DATA PROVIDED Block Start

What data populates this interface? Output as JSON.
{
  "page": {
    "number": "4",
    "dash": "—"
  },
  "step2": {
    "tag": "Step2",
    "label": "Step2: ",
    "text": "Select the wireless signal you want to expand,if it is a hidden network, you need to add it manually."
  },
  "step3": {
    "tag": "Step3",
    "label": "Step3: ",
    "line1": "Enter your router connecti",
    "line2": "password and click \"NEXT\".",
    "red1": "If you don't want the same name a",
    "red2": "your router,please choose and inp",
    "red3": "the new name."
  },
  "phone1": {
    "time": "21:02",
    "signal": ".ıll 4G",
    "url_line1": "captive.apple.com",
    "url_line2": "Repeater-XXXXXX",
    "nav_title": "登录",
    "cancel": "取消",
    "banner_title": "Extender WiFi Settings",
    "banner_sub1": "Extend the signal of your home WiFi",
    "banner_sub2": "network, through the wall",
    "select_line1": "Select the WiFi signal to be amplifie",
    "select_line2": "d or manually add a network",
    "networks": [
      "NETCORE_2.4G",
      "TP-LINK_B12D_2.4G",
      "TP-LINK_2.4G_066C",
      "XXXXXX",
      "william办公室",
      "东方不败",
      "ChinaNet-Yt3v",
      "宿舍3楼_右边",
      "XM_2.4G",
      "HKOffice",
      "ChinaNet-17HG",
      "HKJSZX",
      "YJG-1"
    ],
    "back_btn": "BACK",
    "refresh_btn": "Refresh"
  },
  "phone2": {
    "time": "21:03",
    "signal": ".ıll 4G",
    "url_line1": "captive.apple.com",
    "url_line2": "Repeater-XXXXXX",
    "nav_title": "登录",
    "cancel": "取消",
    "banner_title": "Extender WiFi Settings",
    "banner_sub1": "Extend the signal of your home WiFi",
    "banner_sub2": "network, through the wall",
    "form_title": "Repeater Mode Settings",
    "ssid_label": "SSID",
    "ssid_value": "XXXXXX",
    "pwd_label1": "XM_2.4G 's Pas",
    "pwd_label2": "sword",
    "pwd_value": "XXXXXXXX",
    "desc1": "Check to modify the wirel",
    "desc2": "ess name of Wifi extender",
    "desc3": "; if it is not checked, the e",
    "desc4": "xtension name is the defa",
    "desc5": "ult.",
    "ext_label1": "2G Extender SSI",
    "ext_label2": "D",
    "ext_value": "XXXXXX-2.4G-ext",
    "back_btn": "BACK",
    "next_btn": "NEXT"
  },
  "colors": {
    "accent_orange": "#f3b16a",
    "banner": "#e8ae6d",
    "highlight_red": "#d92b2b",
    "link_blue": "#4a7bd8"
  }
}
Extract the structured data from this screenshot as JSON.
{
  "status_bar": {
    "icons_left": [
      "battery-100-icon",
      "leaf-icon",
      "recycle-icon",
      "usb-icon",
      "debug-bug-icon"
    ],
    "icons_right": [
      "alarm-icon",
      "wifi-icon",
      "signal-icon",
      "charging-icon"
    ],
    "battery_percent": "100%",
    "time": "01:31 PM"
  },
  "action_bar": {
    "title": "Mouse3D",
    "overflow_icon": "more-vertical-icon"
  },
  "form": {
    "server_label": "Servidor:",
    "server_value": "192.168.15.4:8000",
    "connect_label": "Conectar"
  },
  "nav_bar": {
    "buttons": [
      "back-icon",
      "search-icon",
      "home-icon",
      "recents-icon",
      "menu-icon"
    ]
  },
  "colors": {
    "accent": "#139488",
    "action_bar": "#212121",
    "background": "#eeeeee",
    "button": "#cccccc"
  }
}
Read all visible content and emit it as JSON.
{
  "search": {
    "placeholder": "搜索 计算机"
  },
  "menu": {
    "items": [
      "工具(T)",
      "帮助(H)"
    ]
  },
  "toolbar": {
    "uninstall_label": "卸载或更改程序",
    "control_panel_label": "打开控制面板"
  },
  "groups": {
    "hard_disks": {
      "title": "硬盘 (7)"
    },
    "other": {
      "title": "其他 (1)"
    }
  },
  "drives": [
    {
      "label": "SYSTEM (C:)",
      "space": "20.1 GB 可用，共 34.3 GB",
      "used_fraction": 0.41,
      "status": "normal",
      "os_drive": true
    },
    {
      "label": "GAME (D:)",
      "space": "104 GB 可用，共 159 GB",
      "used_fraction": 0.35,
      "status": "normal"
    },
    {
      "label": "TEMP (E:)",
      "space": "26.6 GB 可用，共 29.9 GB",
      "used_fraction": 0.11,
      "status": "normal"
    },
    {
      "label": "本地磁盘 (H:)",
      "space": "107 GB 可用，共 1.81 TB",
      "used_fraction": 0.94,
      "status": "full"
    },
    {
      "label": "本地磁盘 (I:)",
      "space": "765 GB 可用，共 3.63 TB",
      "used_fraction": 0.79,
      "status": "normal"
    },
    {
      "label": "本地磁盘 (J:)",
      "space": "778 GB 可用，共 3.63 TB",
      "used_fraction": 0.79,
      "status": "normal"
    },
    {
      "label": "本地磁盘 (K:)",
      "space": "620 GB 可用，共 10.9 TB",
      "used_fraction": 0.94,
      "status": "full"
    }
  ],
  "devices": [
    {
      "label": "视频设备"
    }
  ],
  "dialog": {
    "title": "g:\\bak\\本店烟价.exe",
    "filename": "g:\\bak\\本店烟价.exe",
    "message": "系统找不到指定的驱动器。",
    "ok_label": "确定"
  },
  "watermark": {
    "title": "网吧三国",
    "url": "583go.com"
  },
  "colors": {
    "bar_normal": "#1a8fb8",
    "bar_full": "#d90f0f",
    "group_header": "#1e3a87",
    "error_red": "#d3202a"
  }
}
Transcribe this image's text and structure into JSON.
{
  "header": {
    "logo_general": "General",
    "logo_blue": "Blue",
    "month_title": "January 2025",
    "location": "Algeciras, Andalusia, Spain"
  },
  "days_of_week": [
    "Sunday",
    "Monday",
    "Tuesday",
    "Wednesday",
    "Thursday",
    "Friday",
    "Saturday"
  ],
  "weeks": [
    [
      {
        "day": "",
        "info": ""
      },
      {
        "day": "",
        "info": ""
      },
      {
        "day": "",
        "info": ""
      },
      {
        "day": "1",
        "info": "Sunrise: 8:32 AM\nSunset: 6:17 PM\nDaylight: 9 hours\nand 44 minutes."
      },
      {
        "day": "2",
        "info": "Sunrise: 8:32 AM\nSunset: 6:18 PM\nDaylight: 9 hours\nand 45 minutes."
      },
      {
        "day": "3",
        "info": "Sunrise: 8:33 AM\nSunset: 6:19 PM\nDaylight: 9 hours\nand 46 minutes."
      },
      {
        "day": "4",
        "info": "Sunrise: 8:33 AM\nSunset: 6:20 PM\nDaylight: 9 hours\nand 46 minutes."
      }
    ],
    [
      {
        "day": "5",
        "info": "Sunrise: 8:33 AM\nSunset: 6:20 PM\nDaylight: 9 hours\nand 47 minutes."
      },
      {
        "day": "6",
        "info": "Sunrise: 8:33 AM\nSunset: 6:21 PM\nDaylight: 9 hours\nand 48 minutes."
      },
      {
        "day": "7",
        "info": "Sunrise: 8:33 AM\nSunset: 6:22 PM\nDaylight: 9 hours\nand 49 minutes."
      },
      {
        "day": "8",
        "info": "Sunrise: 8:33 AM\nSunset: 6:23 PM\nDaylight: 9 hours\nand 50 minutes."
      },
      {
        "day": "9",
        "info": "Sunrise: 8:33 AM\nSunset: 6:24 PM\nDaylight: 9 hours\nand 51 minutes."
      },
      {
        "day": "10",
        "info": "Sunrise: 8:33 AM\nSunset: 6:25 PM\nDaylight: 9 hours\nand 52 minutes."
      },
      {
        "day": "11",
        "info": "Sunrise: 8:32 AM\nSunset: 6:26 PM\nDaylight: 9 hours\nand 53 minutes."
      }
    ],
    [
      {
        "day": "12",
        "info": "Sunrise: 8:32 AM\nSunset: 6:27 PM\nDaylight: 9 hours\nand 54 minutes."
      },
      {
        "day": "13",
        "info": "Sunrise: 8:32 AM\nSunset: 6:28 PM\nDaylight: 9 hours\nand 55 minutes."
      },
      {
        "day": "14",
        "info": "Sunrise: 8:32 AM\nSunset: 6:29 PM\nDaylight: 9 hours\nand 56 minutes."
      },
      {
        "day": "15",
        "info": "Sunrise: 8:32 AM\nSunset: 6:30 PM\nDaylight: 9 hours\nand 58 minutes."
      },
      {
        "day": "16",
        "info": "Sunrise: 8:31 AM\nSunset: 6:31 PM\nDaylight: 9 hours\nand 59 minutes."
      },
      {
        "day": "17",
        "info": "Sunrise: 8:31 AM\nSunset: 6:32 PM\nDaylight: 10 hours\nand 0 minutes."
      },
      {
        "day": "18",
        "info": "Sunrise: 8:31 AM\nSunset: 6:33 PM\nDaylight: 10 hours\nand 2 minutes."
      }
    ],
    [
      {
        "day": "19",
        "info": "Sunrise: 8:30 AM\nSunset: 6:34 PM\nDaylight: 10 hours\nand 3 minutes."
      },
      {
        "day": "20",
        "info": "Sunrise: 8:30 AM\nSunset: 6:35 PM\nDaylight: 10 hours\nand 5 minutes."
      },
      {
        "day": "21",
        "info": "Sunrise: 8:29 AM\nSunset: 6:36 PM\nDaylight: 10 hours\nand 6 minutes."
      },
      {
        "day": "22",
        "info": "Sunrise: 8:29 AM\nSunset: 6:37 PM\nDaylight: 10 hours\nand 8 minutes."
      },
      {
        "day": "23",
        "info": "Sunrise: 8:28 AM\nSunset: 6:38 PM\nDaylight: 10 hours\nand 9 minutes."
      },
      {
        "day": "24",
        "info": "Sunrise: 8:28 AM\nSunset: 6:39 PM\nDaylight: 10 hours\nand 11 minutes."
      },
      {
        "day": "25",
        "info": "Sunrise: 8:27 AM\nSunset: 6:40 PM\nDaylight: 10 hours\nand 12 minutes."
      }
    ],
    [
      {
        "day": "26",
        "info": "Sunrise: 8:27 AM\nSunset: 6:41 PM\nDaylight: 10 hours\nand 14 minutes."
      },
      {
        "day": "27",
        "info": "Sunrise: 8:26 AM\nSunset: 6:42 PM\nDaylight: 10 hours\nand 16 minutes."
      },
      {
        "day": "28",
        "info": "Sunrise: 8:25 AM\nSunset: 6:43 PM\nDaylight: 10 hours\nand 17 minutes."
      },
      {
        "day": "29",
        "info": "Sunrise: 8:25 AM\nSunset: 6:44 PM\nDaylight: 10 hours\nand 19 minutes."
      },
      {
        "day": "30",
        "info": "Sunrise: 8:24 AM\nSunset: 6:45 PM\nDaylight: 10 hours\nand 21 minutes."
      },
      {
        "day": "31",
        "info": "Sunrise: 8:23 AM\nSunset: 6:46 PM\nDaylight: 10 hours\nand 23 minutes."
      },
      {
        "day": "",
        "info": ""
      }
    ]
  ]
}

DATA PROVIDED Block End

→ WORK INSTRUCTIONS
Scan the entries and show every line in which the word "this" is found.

→ SOLVED EXERCISE
What data populates this interface? Output as JSON.
Extract the structured data from this screenshot as JSON.
Transcribe this image's text and structure into JSON.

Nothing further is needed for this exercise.